Anxiety, depression and health-related quality of life in adult liver transplant recipients with different survival periods

  • Status
    The poster was presented at the 28th Annual Conference of the International Society for Quality of Life Research in October 2021


Method: A internet questionnaire was used to investigate 290 cases from 17 February to 14 March 2020. Hospital Anxiety and Depression Scale (HADS) was used to evaluate anxiety and depression. The HRQoL assessment used the physical component summary (PCS) and mental component summary (MCS) scores of the Medical Outcomes Study Short-Form 36 Health Survey (SF-36) and the SF-6D utility value.

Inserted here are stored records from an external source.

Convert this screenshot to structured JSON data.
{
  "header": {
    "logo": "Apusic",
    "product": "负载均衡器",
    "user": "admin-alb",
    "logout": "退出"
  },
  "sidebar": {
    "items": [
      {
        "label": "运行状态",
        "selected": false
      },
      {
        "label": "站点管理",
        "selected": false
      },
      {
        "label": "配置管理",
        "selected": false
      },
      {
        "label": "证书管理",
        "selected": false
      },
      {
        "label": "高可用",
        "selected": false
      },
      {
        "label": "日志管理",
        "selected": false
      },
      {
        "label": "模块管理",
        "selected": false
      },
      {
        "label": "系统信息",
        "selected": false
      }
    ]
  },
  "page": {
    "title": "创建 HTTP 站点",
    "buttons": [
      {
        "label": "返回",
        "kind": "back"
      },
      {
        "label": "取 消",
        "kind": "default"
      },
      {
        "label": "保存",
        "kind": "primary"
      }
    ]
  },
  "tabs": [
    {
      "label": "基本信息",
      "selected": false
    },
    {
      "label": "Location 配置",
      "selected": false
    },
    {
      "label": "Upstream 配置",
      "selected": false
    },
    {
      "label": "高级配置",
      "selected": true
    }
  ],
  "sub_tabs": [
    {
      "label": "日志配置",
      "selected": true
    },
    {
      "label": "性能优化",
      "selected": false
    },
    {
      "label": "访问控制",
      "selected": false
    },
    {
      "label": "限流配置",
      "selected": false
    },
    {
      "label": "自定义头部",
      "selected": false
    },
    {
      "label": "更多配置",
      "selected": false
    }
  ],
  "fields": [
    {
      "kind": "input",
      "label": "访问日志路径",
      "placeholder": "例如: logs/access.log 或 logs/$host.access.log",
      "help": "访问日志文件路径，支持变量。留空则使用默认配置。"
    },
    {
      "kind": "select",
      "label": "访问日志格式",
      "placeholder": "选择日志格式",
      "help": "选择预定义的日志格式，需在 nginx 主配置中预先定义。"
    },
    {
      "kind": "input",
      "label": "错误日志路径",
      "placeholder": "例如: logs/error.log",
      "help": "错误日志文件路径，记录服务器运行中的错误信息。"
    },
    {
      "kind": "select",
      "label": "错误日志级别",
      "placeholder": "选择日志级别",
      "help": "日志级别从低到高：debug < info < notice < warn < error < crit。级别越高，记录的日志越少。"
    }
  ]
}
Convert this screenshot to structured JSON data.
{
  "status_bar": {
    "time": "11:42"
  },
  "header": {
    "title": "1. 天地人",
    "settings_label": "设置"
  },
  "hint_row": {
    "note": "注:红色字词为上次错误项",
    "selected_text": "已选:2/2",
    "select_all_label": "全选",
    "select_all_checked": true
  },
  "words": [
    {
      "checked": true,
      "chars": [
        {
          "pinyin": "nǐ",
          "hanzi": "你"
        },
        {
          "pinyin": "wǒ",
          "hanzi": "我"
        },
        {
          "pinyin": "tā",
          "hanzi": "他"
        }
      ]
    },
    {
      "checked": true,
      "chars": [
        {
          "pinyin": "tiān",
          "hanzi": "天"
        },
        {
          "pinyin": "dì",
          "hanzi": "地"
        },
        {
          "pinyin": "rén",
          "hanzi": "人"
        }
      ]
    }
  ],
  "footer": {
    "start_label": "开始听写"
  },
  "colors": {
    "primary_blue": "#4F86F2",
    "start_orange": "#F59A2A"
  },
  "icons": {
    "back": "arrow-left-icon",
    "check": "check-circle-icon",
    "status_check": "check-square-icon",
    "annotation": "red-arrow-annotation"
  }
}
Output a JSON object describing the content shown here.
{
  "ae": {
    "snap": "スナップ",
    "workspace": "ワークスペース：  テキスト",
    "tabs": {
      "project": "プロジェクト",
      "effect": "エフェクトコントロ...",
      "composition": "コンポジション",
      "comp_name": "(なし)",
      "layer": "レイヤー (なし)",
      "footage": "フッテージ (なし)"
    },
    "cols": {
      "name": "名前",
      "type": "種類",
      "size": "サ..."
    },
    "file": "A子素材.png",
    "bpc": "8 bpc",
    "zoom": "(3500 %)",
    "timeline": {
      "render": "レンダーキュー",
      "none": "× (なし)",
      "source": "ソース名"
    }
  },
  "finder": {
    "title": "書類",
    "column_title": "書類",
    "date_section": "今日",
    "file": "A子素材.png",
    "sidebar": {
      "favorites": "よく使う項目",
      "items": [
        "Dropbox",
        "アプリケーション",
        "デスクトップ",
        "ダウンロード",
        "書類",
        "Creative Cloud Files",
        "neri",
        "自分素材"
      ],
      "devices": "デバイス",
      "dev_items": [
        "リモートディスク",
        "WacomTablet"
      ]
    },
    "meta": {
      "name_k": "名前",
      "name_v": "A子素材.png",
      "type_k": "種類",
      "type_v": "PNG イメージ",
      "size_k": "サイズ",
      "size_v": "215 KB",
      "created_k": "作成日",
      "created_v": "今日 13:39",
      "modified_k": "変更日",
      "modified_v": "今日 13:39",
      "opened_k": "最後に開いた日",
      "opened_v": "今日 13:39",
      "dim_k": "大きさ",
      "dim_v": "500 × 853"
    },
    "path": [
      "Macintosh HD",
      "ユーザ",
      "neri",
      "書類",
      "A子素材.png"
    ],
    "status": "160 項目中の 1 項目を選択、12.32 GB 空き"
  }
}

①Four groups of patients, representing 0.25 years, 1 year, 5 years, and 10 years after transplantation were studied. No statistically significant differences were found in gender, marital status, and culture group (P>0.05), and the age difference was statistically significant (P<0.05).②The scores of anxiety and depression were (5.45±2.75 VS. 4.64±3.19 VS. 4.78±3.73 VS. 3.16±3.63, F=3.54, P<0.05) and (4.82±3.84 VS. 3.72±3.42 VS. 3.72 ±3.25 VS. 3.43 ±4.30, F=0.79, P>0.05) among them. Comparisons showed that the scores of anxiety in the 10-year group were significantly lower than the other 3 groups.③The scores of PCS and MCS scores were (57.86±17.94 VS. 74.96±15.54 VS. 75.10±18.08 VS. 77.38±19.90, F=7.39, P<0.001) and (56.64±19.58 VS. 73.91±16.85 VS. 73.84±15.93 VS. 78.23±21.28, F=7.88, P<0.001), SF-6D utility value were (0.64±0.10 VS. 0.76±0.10 VS. 0.74±0.13 VS. 0.79±0.15, F=7.61, P<0.001). The PCS, MCS, and SF-6D scores of the 0.25-year group were significantly lower than the other 3 groups.

Conclusion: Those who survive longer after liver transplant may experience lower levels of anxiety and higher levels of health-related quality of life. Special attention should be paid to relieving anxiety and improving health-related quality of life for patients with short postoperative stays.